━━━ Records for this task
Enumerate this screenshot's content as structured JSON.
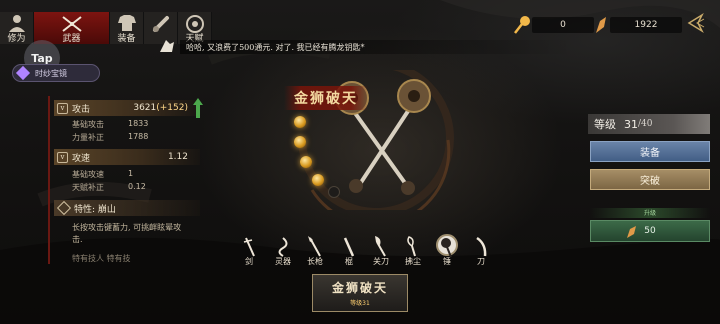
{
  "tabs": [
    {
      "label": "修为",
      "icon": "person-icon",
      "active": false
    },
    {
      "label": "武器",
      "icon": "crossed-swords-icon",
      "active": true
    },
    {
      "label": "装备",
      "icon": "armor-icon",
      "active": false
    },
    {
      "label": "",
      "icon": "scroll-icon",
      "active": false
    },
    {
      "label": "天赋",
      "icon": "talent-icon",
      "active": false
    }
  ],
  "ad_badge": "Tap",
  "gem_button": {
    "label": "时纱宝镜",
    "icon": "gem-icon"
  },
  "currency": {
    "keys": {
      "icon": "key-icon",
      "value": "0"
    },
    "crystals": {
      "icon": "crystal-icon",
      "value": "1922"
    }
  },
  "chat": {
    "text": "哈哈, 又浪费了500通元. 对了. 我已经有腾龙钥匙*"
  },
  "stats": {
    "attack": {
      "label": "攻击",
      "value": "3621",
      "bonus": "(+152)",
      "subs": [
        {
          "label": "基础攻击",
          "value": "1833"
        },
        {
          "label": "力量补正",
          "value": "1788"
        }
      ]
    },
    "speed": {
      "label": "攻速",
      "value": "1.12",
      "subs": [
        {
          "label": "基础攻速",
          "value": "1"
        },
        {
          "label": "天赋补正",
          "value": "0.12"
        }
      ]
    },
    "trait": {
      "label": "特性: 崩山",
      "desc": "长按攻击键蓄力, 可挑衅眩晕攻击.",
      "cutoff": "特有技人 特有技"
    }
  },
  "weapon": {
    "name": "金狮破天",
    "orbs_filled": 4,
    "orbs_total": 5
  },
  "weapon_types": [
    {
      "label": "剑",
      "icon": "sword-icon",
      "selected": false
    },
    {
      "label": "灵器",
      "icon": "spirit-weapon-icon",
      "selected": false
    },
    {
      "label": "长枪",
      "icon": "spear-icon",
      "selected": false
    },
    {
      "label": "棍",
      "icon": "staff-icon",
      "selected": false
    },
    {
      "label": "关刀",
      "icon": "guan-dao-icon",
      "selected": false
    },
    {
      "label": "拂尘",
      "icon": "whisk-icon",
      "selected": false
    },
    {
      "label": "锤",
      "icon": "hammer-icon",
      "selected": true
    },
    {
      "label": "刀",
      "icon": "saber-icon",
      "selected": false
    }
  ],
  "bottom_card": {
    "name": "金狮破天",
    "level": "等级31"
  },
  "right_panel": {
    "level_label": "等级",
    "level": "31",
    "level_max": "/40",
    "equip_label": "装备",
    "break_label": "突破",
    "upgrade_label": "升级",
    "upgrade_cost": "50",
    "upgrade_icon": "crystal-icon"
  },
  "colors": {
    "accent_red": "#7d1410",
    "equip_blue": "#425e86",
    "break_gold": "#7c6644",
    "upgrade_green": "#24442e"
  }
}
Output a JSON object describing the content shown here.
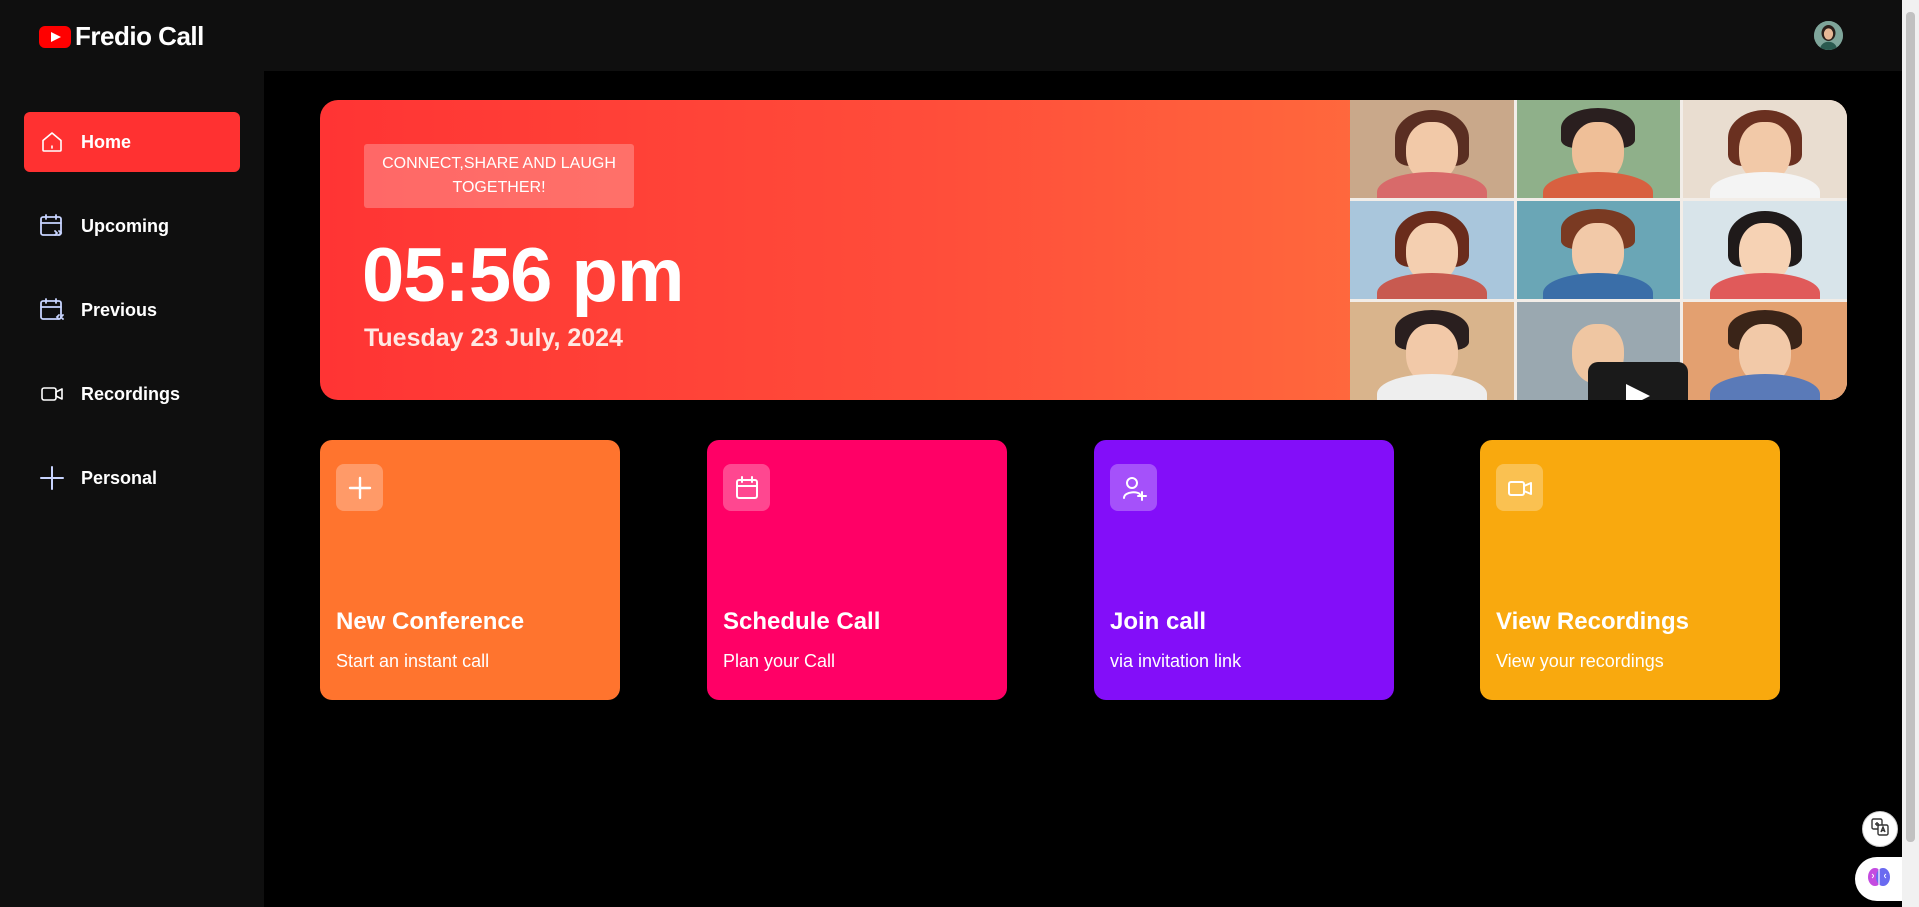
{
  "app": {
    "name": "Fredio Call"
  },
  "sidebar": {
    "items": [
      {
        "label": "Home",
        "icon": "home-icon",
        "active": true
      },
      {
        "label": "Upcoming",
        "icon": "calendar-forward-icon",
        "active": false
      },
      {
        "label": "Previous",
        "icon": "calendar-back-icon",
        "active": false
      },
      {
        "label": "Recordings",
        "icon": "video-icon",
        "active": false
      },
      {
        "label": "Personal",
        "icon": "plus-icon",
        "active": false
      }
    ]
  },
  "hero": {
    "tagline": "CONNECT,SHARE AND LAUGH TOGETHER!",
    "time": "05:56 pm",
    "date": "Tuesday 23 July, 2024"
  },
  "cards": [
    {
      "title": "New Conference",
      "subtitle": "Start an instant call",
      "icon": "plus-icon",
      "color": "#ff742e"
    },
    {
      "title": "Schedule Call",
      "subtitle": "Plan your Call",
      "icon": "calendar-icon",
      "color": "#ff0066"
    },
    {
      "title": "Join call",
      "subtitle": "via invitation link",
      "icon": "user-plus-icon",
      "color": "#830ef9"
    },
    {
      "title": "View Recordings",
      "subtitle": "View your recordings",
      "icon": "video-icon",
      "color": "#f9a90e"
    }
  ],
  "colors": {
    "accent": "#ff3131",
    "topbar": "#0f0f0f",
    "background": "#000000"
  }
}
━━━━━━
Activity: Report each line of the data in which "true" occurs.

Solution to the problem:
      "active": true
      "selected": true
        "active": true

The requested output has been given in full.